    As to what was left out. Love the mention of I Wake Up Screaming which is a terrific film though I doubt that it was even given a second look at the time. I’m surprised that none of Barbara Stanwyck’s big successes of the year, Ball of Fire, The Lady Eve & Meet John Doe, made the cut considering their quality and their director’s reputation. Same goes for both High Sierra (which really belongs in the lineup) and Sullivan’s Travels. I love the hard noir edges and brooding atmosphere of both Ladies in Retirement and Blues in the Night as well as the winsome nostalgia of The Strawberry Blonde. I think any of them would have been better choices than that top six.

    There is one more that comes to mind that I’m not overly fond of-They Died with Their Boots On but it seems like the sort of film that would have been right up the Academy’s alley over something like Here Comes Mr. Jordan.

    1. I have absolutely no issue with The Maltese Falcon as a pick. I've seen it...well, I've lost count of how many times I've seen it. It still works frame by frame and beat by beat, and yes, it's endlessly rewatchable.

      It really comes down to achievement vs. enjoyment in this case. The Maltese Falcon is more enjoyable for me, but Kane is such a monumental achievement of the medium that, even if it's not a film that has those warm feelings for it, makes it a film that is objectively great.

      But hey, I put both of them as possible winners for a reason. I'm not sure how seriously I could take a third choice.

    2. I love They Died with Their Boots On so much! They get a lot of points just because somebody said "Hey! How about Sydney Greenstreet as Winfield Scott?"

    3. I suppose I should add that to the list, then.

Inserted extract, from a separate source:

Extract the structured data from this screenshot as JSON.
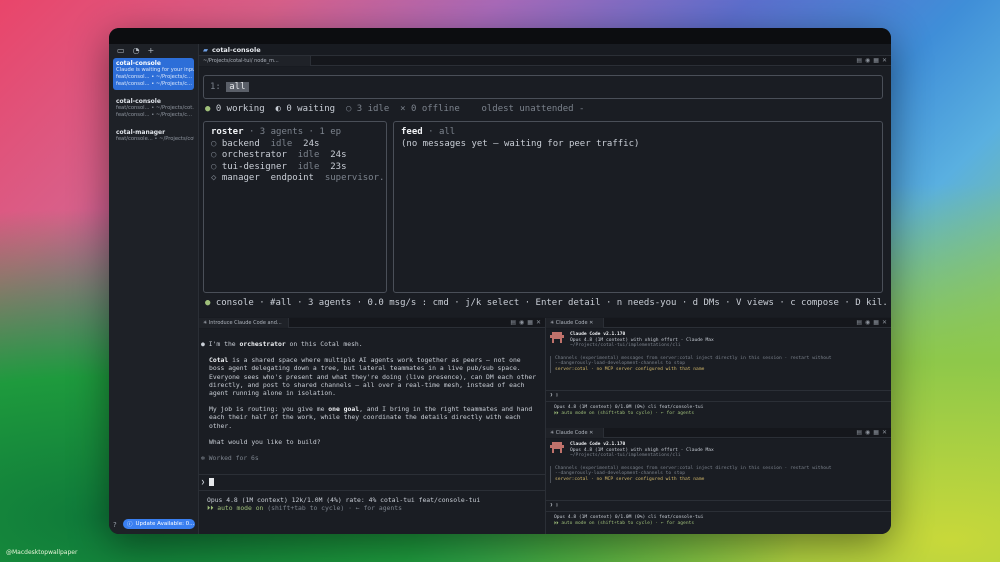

  4. Replies
    1. Yeah, I'd happily accept either of the top two as a winner. I can't seriously imagine someone picking anything else.